The regional health board in Nunavik, the Inuit region of Arctic Quebec, will require travellers from the South to be double tested for COVID-19 starting next week.
Travellers will need to be tested before boarding the plane to Nunavik, and then get tested again seven days after their arrival, the Nunavik Regional Board of Health and Social Services (NRBHSS) said in a Facebook post Thursday morning.
The new testing does not replace the required 14-day quarantine period after arriving in the region.
Travellers will be required to stay in quarantine from arrival until the second test.
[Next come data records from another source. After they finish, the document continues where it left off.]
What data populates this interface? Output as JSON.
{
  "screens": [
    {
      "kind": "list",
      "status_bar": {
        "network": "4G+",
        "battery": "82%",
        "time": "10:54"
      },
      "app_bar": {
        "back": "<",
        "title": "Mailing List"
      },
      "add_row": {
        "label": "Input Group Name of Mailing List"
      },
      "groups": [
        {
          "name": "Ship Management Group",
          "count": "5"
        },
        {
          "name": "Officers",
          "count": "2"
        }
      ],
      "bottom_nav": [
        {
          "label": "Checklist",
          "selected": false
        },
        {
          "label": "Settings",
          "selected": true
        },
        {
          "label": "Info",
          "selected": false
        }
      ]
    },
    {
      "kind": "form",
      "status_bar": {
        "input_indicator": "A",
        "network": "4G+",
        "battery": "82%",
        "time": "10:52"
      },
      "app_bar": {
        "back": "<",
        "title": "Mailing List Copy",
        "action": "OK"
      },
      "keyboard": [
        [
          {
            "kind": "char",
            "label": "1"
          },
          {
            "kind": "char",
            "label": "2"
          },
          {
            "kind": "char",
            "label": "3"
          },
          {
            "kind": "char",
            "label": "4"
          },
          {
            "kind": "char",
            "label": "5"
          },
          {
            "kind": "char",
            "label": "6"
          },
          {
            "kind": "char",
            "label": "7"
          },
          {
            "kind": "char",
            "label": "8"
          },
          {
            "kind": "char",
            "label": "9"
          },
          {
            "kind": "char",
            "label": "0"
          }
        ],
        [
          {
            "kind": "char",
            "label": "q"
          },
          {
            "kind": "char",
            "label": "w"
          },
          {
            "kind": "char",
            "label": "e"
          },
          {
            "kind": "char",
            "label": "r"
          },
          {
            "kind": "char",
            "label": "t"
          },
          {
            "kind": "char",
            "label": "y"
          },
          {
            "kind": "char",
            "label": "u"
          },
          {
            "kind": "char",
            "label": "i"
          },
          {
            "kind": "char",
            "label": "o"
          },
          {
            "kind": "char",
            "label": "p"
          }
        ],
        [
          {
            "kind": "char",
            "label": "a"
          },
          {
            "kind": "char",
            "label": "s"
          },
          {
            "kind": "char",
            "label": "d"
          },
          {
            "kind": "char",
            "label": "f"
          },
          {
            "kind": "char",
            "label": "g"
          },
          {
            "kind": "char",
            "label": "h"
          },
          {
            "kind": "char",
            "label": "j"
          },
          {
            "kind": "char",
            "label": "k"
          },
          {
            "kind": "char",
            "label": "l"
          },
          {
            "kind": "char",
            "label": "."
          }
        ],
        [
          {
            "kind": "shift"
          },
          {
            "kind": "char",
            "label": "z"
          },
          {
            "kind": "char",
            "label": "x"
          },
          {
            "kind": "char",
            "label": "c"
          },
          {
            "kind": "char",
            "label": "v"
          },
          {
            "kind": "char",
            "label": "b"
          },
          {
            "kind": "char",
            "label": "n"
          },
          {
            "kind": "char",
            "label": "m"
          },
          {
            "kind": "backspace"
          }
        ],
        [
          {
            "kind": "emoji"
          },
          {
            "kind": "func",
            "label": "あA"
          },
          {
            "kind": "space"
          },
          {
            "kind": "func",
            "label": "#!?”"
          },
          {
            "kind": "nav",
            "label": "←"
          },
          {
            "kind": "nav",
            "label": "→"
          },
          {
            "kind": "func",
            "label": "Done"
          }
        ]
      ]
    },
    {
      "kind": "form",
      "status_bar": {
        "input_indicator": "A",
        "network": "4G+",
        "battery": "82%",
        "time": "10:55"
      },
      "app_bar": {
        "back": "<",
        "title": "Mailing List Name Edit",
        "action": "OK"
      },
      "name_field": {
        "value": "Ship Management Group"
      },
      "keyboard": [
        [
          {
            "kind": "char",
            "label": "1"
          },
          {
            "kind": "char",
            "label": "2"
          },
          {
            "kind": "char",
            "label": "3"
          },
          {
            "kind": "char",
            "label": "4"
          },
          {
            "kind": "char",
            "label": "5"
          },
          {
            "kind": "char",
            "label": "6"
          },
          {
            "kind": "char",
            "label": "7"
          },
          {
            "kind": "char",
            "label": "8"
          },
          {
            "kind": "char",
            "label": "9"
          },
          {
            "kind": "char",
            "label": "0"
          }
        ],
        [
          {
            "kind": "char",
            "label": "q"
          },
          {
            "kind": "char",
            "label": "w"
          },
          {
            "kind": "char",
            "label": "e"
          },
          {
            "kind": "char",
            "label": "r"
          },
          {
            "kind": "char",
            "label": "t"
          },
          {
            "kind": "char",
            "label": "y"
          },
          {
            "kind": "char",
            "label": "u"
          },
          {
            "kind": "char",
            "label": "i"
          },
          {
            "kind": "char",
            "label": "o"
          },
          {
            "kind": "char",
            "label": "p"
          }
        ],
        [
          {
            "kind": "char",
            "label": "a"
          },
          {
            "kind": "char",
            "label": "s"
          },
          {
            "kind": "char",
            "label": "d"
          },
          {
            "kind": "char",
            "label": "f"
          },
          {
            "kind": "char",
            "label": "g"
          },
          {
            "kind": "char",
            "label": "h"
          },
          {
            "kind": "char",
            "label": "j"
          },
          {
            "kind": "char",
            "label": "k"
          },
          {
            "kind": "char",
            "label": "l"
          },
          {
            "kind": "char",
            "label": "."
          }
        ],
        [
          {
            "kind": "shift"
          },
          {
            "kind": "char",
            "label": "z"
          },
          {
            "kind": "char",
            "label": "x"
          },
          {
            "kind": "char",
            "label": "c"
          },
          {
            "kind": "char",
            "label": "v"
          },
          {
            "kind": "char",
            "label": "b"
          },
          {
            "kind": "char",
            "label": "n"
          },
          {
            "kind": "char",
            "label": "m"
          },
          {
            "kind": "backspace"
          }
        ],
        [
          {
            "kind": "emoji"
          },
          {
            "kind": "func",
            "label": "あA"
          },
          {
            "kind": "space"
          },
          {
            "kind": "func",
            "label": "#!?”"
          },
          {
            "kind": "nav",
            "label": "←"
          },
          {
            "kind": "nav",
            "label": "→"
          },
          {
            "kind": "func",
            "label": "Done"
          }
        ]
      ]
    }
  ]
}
If they test negative on day seven, they will still be required to observe the remaining days of the 14-day quarantine period.
The NRBHSS said the exact date the new measure would take effect will be announced in coming days.
New cases emerging
After a long period of being COVID free, new cases in Nunavik have emerged within the last three weeks, as the province of Quebec navigates its second wave.
A case of COVID-19 was confirmed in the Nunavik community of Kuujjuaraapik on the Hudson Bay coast and was reported on September 22. The infection appeared to be travel related and there was no evidence of community transmission. Then on September 28, a case was announced in another Hudson Bay community, this time in Inukjuak, another likely case of a travel-related infection.
On Wednesday, another case was reported at Canadian Royalties Nunavik Nickel project, a fly-in copper and nickel mine in Nunavik. The operation employs workers from down South and from Nunavik’s communities.
“The person likely got infected down south and is currently in isolation,” the NRBHSS said in a Facebook post on Wednesday.
“No one in Nunavik is considered to be a significant contact with the infected person; significant contact means contact that has been close enough to the infected person to allow the virus to circulate. This situation is therefore not a threat to workers and to Nunavimmiut [people from Nunavik].
Including the new case at the mine, there’s now been 20 confirmed cases of COVID-19 in Nunavik since the pandemic began. There’s been no deaths.
Nunavik has a population of approximately 13,000 people, with 14 communities in the region.
Double-testing in several Arctic jurisdictions
Double testing regimes have been put into effect in several different Arctic jurisdictions as COVID-19 numbers surge around the world.
Greenland currently requires travellers to their region to present a negative COVID-19 test, taken within five days of departure, at Copenhagen’s Kastrup airport, before being allowed to board the plane to Greenland.
As of October 7, this also applies children under 12, who were previously exempt.
At the end of the month, the government also reintroduced quarantine rules upon entry, which include either a 14–day quarantine, or getting retested for COVID-19 five days or later after arrival.
Neighbouring Iceland’s double testing regime has been in place since August 19.
In that country, travellers are given the option of a 14-day quarantine or undergoing a double-testing regime, with one test upon arrival and then a 5 to 6 day quarantine at which point a second COVID-19 test would be done to rule out initial false negatives.
The NRBHSS wasn’t able to immediately respond to inquiries for details about the new regime in Nunavik before deadline, but this story will be updated when the responses come in.
Write to Eilís Quinn at eilis.quinn(at)cbc.ca
Related stories from around the North:
Finland: Finnair to end flights to five regional airports, including to Kemi, Lapland, Yle News
Denmark: Faroe Islands updates COVID-19 guidelines for travellers, Eye on the Arctic
Greenland: Greenland approves revised COVID-19 strategy, Eye on the Arctic
Iceland: Iceland to continue double screening for COVID-19 until December 1, Eye on the Arctic
Norway: Norwegians with Swedish property threaten legal action over travel restrictions, Radio Sweden
Sweden: Finland, UK to remove travel restrictions on Sweden, Radio Sweden
United States: To stop coronavirus, Arctic communities took matters into their own hands. Can it last?, Blog by Mia Bennett